Dataset rows describing interfaces:

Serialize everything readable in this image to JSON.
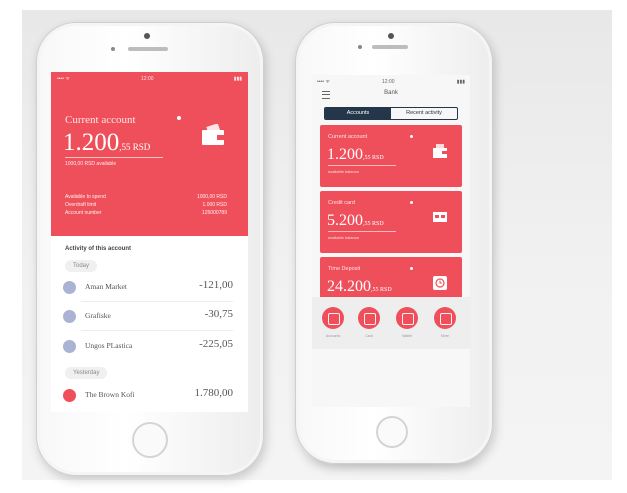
{
  "left_phone": {
    "status_bar": {
      "left": "•••• ᯤ",
      "center": "12:00",
      "right": "▮▮▮"
    },
    "account": {
      "title": "Current account",
      "balance_main": "1.200",
      "balance_fraction": ",55 RSD",
      "subtitle": "1000,00 RSD available",
      "details": [
        {
          "label": "Available to spend",
          "value": "1000,00 RSD"
        },
        {
          "label": "Overdraft limit",
          "value": "1.000 RSD"
        },
        {
          "label": "Account number",
          "value": "125000789"
        }
      ]
    },
    "activity": {
      "title": "Activity of this account",
      "groups": [
        {
          "chip": "Today",
          "items": [
            {
              "name": "Aman Market",
              "amount": "-121,00"
            },
            {
              "name": "Grafiske",
              "amount": "-30,75"
            },
            {
              "name": "Ungos PLastica",
              "amount": "-225,05"
            }
          ]
        },
        {
          "chip": "Yesterday",
          "items": [
            {
              "name": "The Brown Kofi",
              "amount": "1.780,00"
            }
          ]
        }
      ]
    },
    "colors": {
      "accent": "#ef4f5a",
      "tx_icon": "#aab3d4"
    }
  },
  "right_phone": {
    "status_bar": {
      "left": "•••• ᯤ",
      "center": "12:00",
      "right": "▮▮▮"
    },
    "title": "Bank",
    "segments": [
      "Accounts",
      "Recent activity"
    ],
    "cards": [
      {
        "title": "Current account",
        "value_main": "1.200",
        "value_fraction": ",55 RSD",
        "sub": "available balance",
        "icon": "wallet-icon"
      },
      {
        "title": "Credit card",
        "value_main": "5.200",
        "value_fraction": ",55 RSD",
        "sub": "available balance",
        "icon": "card-icon"
      },
      {
        "title": "Time Deposit",
        "value_main": "24.200",
        "value_fraction": ",55 RSD",
        "sub": "available balance",
        "icon": "clock-icon"
      }
    ],
    "tabs": [
      "Accounts",
      "Card",
      "Wallet",
      "More"
    ],
    "colors": {
      "accent": "#ef4f5a",
      "segment": "#24374a"
    }
  }
}
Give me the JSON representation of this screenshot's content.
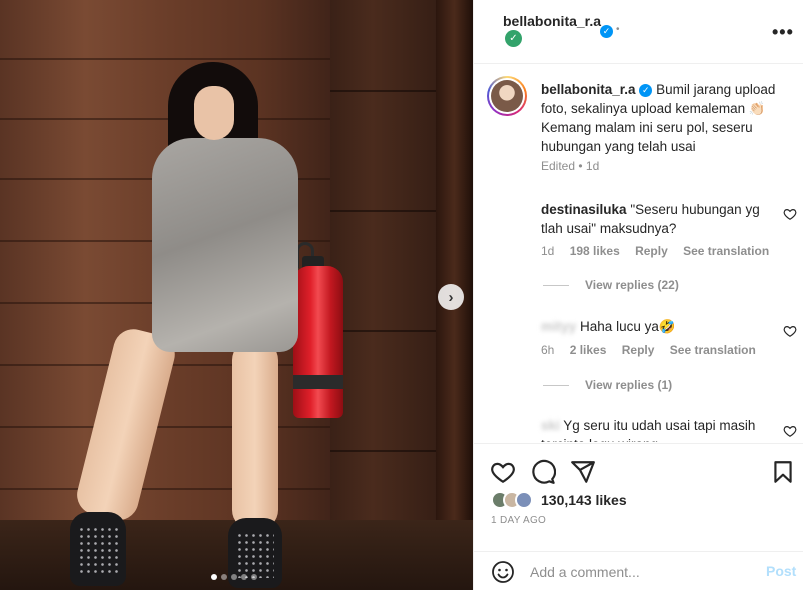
{
  "post": {
    "username": "bellabonita_r.a",
    "header_separator": "•",
    "caption_username": "bellabonita_r.a",
    "caption_text": "Bumil jarang upload foto, sekalinya upload kemaleman 👏🏻 Kemang malam ini seru pol, seseru hubungan yang telah usai",
    "caption_meta": "Edited • 1d",
    "likes": "130,143 likes",
    "time_ago": "1 DAY AGO",
    "carousel": {
      "total_slides": 5,
      "active_slide": 1
    }
  },
  "comments": [
    {
      "username": "destinasiluka",
      "text": "\"Seseru hubungan yg tlah usai\" maksudnya?",
      "time": "1d",
      "likes": "198 likes",
      "reply": "Reply",
      "translate": "See translation",
      "view_replies": "View replies (22)"
    },
    {
      "username": "mityy",
      "text": "Haha lucu ya🤣",
      "time": "6h",
      "likes": "2 likes",
      "reply": "Reply",
      "translate": "See translation",
      "view_replies": "View replies (1)"
    },
    {
      "username": "ski",
      "text": "Yg seru itu udah usai tapi masih tercinta lagu wirang"
    }
  ],
  "add_comment": {
    "placeholder": "Add a comment...",
    "post_label": "Post"
  },
  "icons": {
    "verified": "✓",
    "green_badge": "✓",
    "more": "•••",
    "next": "›"
  },
  "colors": {
    "verified_blue": "#0095f6",
    "post_disabled": "#b2dffc",
    "badge_green": "#33a36b"
  }
}
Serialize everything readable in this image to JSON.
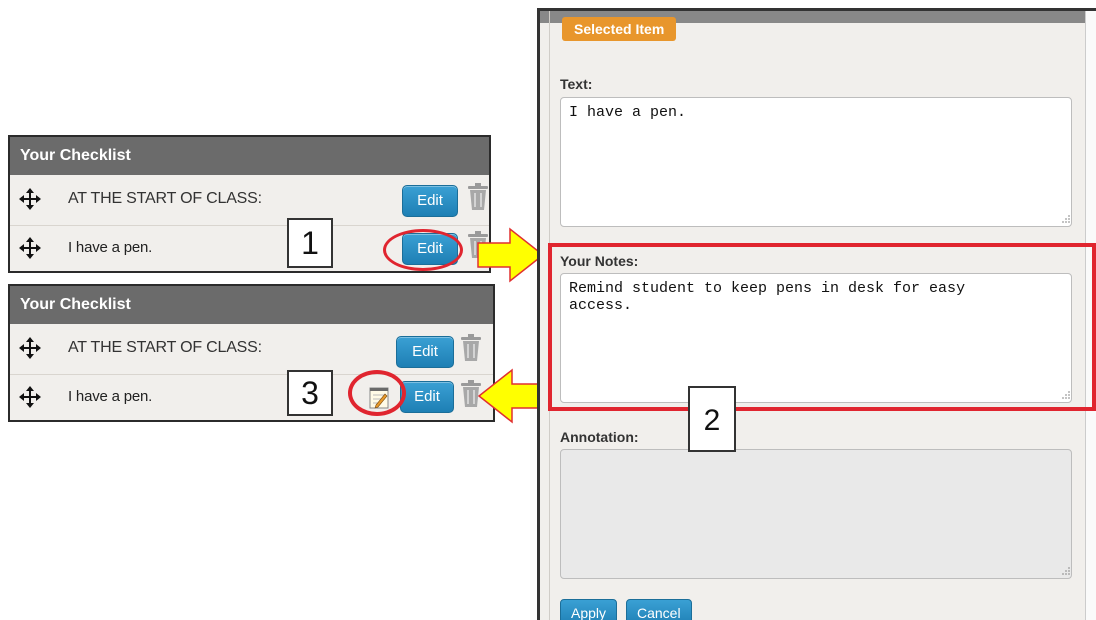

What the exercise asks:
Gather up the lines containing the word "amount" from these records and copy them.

Final answer:
              "amount": "-121,00"
              "amount": "-30,75"
              "amount": "-225,05"
              "amount": "1.780,00"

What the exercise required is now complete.